Construction began in 1966.In order to create the 16-acre World Trade Center site, five streets were closed off and 164 buildings were demolished. The north tower was opened in Dec. 1970 and the south tower in Jan. 1972; they were dedicated in April 1973. They were the world’s tallest buildings for only a short time, since the Sears Tower in Chicago was completed in May 1973. However, the towers were ranked as the fifth and sixth tallest buildings in the world at the time of their destruction on Sept. 11, 2001
Some 50,000 people worked in the buildings, while another 200,000 visited or passed through each day.
In 1993 terrorists drove a truck packed with 1,100 lbs of explosives into the basement parking garage at the World Trade Center. Six people were killed and 1,000 injured. The towers were repaired, cleaned, and reopened in less than a month.
In February 2003, architect Daniel Libeskind’s design for rebuilding the 16-acre site of the former World Trade Center was approved. The design includes a hanging garden, a memorial, a cultural center, and Freedom Tower, 1,776 feet tall, that will make it taller than any building currently standing in the world. The skyscraper, estimated to cost $1.5 billion, is expected to be ready for its first occupants by late 2008, while construction on the site in general is expected to last through 2015.
Bordered by Church St to the east, Liberty St to the south, West Side Highway
and Vesey St to the north.
Open 24 hours a day, 7 days a week.
One World Observatory
An all-new attraction at the top of One World Trade Center, the tallest building in the Western Hemisphere. Take in the iconic sights, surrounding waters and panoramic views of the skyline and beyond.
90 minute WTC Site Tour given by New Yorkers with a personal connection to 9/11. Tour explains what happened on 9-11-01 and what the rescue and recovery process was like. For more information and to purchase tickets, click here.
National September Memorial and Museum
The 9/11 Memorial was dedicated on September 11, 2011 in a special ceremony for victims’ families. The Memorial opened to the public on September 12, 2011 with the reservation of a visitor pass. Reserve a visitors pass here.

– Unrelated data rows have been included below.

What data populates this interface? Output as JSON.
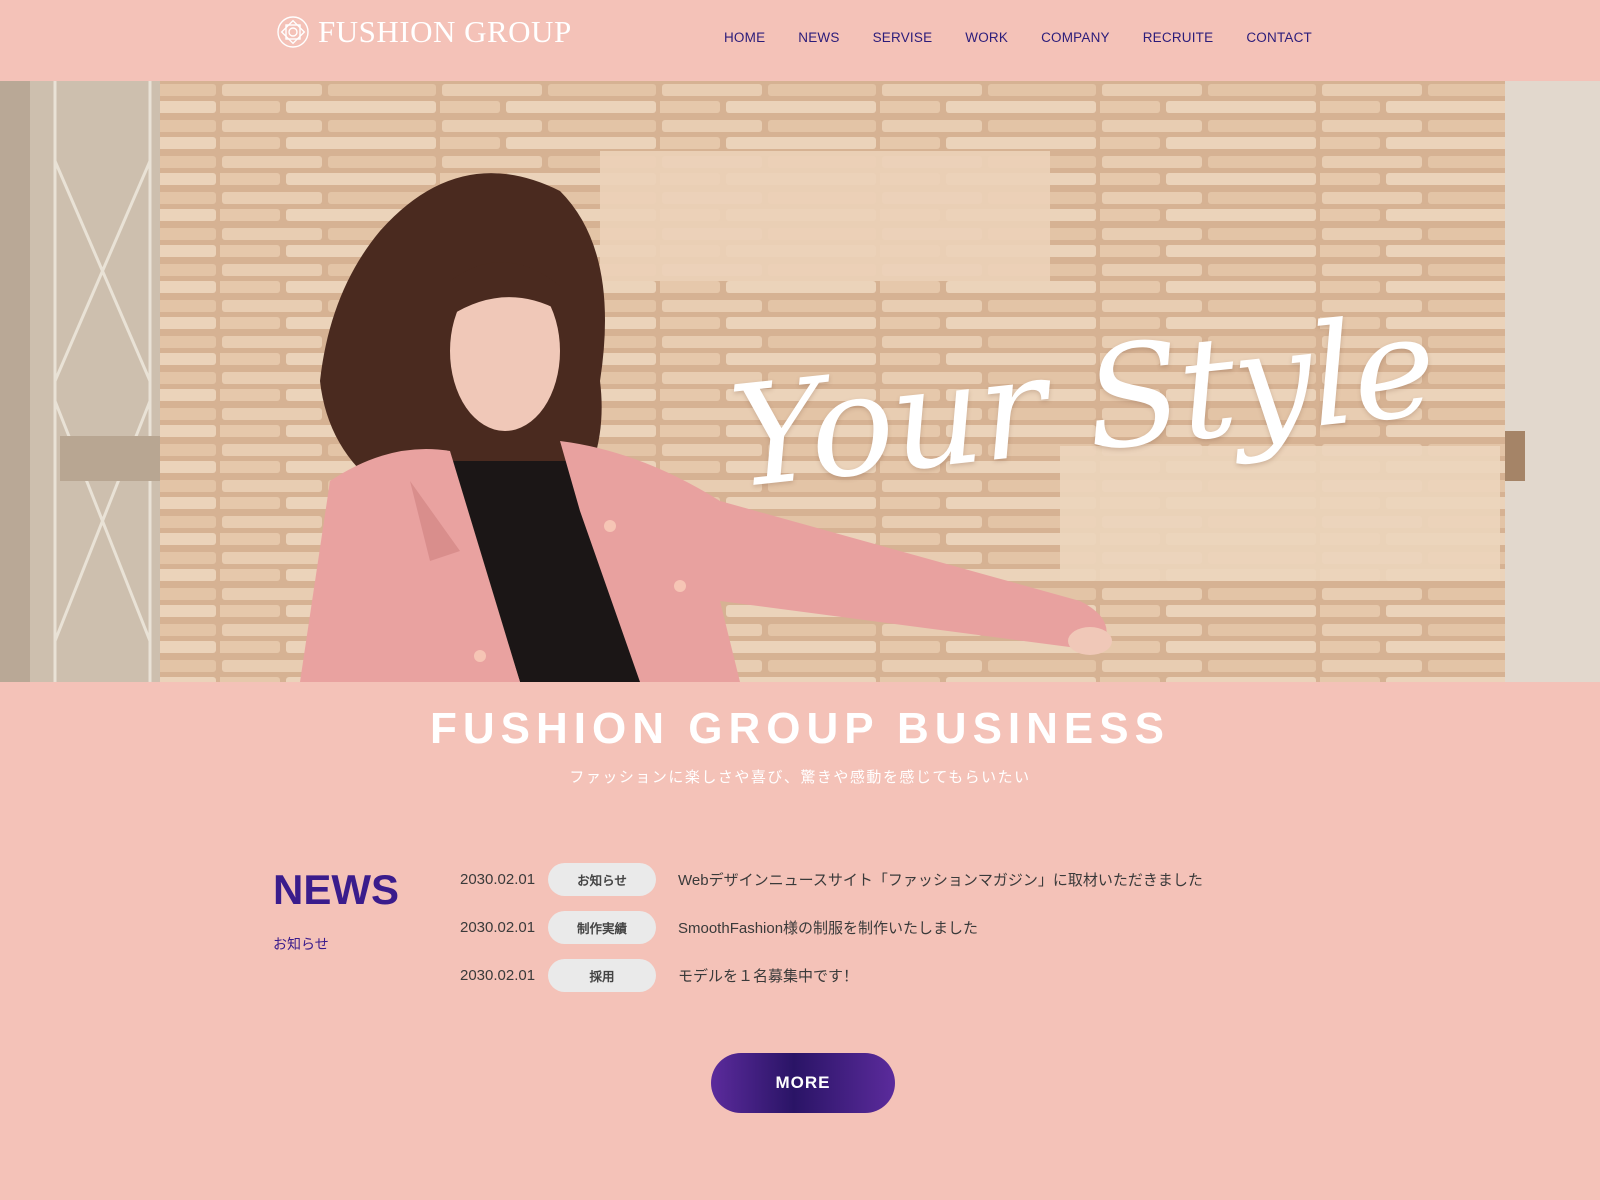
{
  "header": {
    "logo_text": "FUSHION GROUP",
    "nav": [
      "HOME",
      "NEWS",
      "SERVISE",
      "WORK",
      "COMPANY",
      "RECRUITE",
      "CONTACT"
    ]
  },
  "hero": {
    "script_text": "Your Style",
    "image_subject": "woman in pink coat against stone wall"
  },
  "business": {
    "title": "FUSHION GROUP BUSINESS",
    "subtitle": "ファッションに楽しさや喜び、驚きや感動を感じてもらいたい"
  },
  "news": {
    "heading": "NEWS",
    "subheading": "お知らせ",
    "items": [
      {
        "date": "2030.02.01",
        "tag": "お知らせ",
        "text": "Webデザインニュースサイト「ファッションマガジン」に取材いただきました"
      },
      {
        "date": "2030.02.01",
        "tag": "制作実績",
        "text": "SmoothFashion様の制服を制作いたしました"
      },
      {
        "date": "2030.02.01",
        "tag": "採用",
        "text": "モデルを１名募集中です！"
      }
    ],
    "more_label": "MORE"
  },
  "colors": {
    "background": "#f4c2b8",
    "accent": "#3a1c8c",
    "button_dark": "#2a1466",
    "button_light": "#5b2b9c"
  }
}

Ground Zero Museum Workshop
420 West 14th St, 2nd floor, Manhattan
(between 9th Ave & Washington Street)
NYC’s Newest and Most Moving Museum features numerous World Trade Center remnants and over 80 of Gary Marlon Suson’s photographs from the Ground Zero Recovery plus lifelike “3-D Installations” that place viewers right into the “hole” at Ground Zero. Visitors are allowed to pick up and handle certain items/artifacts that helps you have a better understanding of the size and mass of the towers. Some remnants are on temporary loan from Ground Zero recovery workers and firemen. Purchase tickets here.
Bus: M14 to 9th Ave.
Subway: to 14th St & 8th Avenue.
Nearby Places of Interest:
- Staten Island Ferry
- Battery Park
- Customs House (now Museum of American Indian)
- Bowling Green
- Bronze Bull
- Trinity Church
- Wall Street
- Federal Hall
- New York Stock Exchange
- Federal Reserve Bank of New York
- Century 21 Department Store
- Financial District
- Alexander Hamilton Financial District Walking Tour
Advisory: Allow a minimum of an hour to stroll along the Church St fence. Longer if you plan to cross the South Bridge (foot bridge) over the West Side Highway to view the site from the Winter Garden windows at the World Financial Center.